** Opening Supplied entries block **

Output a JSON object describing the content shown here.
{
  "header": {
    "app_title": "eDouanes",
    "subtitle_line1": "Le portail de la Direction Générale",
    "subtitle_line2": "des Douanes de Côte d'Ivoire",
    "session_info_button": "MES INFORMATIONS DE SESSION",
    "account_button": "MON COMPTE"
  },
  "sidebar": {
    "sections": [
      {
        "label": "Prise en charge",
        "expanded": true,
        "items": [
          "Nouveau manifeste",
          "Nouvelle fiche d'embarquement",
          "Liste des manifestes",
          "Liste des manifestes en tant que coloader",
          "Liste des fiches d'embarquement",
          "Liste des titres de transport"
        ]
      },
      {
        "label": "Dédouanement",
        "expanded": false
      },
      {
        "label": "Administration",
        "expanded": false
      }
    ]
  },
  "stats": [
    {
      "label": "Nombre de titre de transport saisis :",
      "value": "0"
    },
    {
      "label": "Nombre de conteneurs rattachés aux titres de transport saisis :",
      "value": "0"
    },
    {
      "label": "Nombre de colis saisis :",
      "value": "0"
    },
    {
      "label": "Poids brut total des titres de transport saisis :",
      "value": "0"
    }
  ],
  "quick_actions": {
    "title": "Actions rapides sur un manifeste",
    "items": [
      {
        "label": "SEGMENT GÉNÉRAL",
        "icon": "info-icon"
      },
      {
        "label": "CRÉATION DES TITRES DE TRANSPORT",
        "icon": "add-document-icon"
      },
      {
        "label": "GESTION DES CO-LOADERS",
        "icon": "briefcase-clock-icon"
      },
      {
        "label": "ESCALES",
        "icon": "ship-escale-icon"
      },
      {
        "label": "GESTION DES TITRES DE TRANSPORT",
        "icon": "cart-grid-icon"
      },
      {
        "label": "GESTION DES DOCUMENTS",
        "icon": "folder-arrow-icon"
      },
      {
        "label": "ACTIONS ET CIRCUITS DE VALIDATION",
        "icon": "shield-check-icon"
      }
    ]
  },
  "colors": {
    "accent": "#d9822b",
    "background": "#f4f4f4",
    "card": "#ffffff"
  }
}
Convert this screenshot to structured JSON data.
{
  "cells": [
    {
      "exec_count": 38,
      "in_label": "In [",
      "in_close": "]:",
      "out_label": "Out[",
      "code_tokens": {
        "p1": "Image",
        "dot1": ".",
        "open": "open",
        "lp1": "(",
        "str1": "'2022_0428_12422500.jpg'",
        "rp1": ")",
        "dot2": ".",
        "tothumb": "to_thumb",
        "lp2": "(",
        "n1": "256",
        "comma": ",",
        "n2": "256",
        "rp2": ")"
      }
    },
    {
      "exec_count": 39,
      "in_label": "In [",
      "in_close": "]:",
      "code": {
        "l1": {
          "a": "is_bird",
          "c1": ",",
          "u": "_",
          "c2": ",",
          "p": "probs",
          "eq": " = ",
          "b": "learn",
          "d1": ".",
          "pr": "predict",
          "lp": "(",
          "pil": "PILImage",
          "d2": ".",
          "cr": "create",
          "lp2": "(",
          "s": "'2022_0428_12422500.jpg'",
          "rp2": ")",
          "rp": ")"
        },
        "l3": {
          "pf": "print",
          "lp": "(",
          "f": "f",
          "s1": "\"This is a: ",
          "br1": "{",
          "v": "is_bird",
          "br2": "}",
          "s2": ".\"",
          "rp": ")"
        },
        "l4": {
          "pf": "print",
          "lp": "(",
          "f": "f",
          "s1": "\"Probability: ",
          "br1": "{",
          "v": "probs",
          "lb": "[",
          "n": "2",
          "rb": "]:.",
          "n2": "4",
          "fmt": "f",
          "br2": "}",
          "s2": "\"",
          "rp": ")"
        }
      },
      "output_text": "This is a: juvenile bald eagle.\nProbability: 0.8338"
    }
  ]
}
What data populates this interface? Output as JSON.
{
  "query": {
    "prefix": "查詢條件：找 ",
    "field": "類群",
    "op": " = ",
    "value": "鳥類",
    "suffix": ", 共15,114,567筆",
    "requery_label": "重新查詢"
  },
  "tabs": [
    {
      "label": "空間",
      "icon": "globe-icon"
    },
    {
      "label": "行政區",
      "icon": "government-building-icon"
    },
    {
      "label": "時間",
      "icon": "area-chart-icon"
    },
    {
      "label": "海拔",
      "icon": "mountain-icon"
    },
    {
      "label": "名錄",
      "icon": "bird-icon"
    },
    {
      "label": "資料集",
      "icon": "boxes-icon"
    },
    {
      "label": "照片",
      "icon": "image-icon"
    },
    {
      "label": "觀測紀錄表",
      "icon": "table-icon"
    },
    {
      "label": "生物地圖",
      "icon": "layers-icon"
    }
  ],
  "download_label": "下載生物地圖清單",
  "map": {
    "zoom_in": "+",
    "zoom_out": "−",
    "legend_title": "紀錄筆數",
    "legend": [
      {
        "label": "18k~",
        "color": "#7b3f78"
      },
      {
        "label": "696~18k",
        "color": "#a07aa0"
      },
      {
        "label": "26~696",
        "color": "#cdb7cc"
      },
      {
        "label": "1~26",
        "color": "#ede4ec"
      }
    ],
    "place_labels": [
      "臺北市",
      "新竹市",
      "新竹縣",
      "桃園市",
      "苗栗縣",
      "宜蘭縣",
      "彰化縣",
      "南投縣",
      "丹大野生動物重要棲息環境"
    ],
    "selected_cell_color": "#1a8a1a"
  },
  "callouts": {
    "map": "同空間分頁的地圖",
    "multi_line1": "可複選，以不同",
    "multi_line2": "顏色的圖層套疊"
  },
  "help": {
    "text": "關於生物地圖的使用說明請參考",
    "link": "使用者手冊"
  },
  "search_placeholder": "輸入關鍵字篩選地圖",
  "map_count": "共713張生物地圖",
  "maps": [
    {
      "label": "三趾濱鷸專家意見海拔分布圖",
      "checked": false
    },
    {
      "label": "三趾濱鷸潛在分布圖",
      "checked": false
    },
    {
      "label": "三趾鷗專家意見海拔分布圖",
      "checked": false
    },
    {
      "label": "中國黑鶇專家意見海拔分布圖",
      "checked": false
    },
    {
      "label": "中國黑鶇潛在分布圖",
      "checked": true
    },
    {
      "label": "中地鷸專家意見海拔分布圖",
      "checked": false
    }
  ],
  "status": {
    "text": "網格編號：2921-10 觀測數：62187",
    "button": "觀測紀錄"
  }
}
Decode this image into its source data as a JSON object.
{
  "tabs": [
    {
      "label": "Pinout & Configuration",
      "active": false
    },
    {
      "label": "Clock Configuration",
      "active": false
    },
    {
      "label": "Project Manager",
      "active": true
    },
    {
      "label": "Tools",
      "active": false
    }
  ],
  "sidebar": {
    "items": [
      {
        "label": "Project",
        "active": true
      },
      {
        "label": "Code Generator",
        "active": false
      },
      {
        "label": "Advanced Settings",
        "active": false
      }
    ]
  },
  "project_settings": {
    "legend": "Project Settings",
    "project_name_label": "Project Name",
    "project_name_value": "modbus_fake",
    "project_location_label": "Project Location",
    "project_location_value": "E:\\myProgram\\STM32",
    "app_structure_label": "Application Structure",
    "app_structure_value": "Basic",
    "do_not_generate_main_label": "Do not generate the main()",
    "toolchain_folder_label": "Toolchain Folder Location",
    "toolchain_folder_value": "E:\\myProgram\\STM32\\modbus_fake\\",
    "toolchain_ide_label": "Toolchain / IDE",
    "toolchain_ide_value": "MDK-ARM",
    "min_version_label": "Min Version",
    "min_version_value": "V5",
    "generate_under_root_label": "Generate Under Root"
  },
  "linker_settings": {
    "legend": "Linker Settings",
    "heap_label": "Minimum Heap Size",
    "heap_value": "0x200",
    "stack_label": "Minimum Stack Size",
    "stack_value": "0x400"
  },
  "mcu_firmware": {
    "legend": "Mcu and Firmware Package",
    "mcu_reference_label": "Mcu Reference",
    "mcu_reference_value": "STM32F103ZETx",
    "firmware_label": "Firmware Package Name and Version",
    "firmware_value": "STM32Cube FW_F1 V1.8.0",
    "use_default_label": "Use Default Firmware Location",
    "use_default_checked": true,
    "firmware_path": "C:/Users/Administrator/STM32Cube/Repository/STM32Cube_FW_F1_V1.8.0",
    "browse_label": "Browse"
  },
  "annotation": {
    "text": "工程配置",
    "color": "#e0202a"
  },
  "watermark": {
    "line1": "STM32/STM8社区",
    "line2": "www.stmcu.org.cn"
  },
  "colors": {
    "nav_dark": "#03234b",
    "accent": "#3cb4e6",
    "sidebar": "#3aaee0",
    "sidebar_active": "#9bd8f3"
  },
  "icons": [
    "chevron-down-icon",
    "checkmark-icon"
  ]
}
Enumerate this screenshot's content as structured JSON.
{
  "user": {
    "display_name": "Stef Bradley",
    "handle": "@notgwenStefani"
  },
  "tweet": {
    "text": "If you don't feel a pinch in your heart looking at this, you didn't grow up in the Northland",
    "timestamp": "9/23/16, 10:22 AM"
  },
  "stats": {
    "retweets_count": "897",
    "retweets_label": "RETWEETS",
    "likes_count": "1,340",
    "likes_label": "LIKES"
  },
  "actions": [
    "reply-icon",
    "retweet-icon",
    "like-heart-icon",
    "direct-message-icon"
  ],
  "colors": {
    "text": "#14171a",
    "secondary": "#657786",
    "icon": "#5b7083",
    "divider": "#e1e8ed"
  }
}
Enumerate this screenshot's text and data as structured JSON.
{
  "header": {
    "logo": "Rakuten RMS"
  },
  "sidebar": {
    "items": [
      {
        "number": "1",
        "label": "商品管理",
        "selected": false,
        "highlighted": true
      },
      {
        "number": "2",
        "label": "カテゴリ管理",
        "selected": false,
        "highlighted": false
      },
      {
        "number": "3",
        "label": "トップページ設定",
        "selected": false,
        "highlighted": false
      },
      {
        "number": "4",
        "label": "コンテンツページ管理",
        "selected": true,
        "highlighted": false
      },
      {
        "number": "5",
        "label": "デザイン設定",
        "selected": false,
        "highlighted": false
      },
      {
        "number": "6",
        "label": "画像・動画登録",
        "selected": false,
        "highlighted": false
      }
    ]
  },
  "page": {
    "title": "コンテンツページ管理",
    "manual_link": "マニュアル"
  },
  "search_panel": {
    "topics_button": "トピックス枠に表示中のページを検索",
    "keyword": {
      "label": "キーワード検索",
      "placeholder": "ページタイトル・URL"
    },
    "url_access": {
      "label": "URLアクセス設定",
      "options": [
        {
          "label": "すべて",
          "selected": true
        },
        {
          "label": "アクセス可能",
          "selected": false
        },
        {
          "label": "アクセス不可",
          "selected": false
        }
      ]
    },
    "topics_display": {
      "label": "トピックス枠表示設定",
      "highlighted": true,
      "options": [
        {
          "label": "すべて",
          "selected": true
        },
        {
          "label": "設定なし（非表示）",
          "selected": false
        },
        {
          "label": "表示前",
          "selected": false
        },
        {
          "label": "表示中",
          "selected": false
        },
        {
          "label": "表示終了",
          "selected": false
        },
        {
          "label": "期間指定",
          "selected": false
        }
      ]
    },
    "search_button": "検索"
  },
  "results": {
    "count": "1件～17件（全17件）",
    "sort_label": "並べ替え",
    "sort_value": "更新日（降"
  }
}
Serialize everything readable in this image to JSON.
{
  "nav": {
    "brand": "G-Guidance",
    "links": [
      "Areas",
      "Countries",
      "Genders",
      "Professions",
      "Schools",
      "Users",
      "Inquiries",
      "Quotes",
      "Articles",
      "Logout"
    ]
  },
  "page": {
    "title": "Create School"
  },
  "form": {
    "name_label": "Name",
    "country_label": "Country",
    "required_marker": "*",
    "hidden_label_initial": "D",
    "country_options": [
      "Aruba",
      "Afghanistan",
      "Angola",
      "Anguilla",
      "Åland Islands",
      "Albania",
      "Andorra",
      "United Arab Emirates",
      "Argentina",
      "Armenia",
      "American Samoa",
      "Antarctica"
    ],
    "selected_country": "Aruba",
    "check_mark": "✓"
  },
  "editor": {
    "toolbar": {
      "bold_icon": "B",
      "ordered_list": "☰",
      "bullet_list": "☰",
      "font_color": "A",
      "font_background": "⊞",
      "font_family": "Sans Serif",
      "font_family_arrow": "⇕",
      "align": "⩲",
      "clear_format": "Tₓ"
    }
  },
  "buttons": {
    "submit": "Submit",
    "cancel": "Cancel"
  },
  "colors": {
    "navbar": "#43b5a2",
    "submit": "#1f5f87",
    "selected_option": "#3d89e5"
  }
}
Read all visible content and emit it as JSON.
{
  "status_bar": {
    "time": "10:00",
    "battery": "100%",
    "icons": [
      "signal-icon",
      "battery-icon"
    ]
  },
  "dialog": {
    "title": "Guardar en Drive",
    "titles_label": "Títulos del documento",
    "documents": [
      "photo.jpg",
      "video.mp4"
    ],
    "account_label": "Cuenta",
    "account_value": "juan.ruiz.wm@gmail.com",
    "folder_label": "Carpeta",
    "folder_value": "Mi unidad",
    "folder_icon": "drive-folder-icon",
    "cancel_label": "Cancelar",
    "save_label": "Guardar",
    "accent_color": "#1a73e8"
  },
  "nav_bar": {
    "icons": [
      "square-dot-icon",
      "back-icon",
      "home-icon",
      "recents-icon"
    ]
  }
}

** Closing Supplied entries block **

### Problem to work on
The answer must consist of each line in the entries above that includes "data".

### Solution to the exercise
Convert this screenshot to structured JSON data.
What data populates this interface? Output as JSON.
Decode this image into its source data as a JSON object.
Enumerate this screenshot's text and data as structured JSON.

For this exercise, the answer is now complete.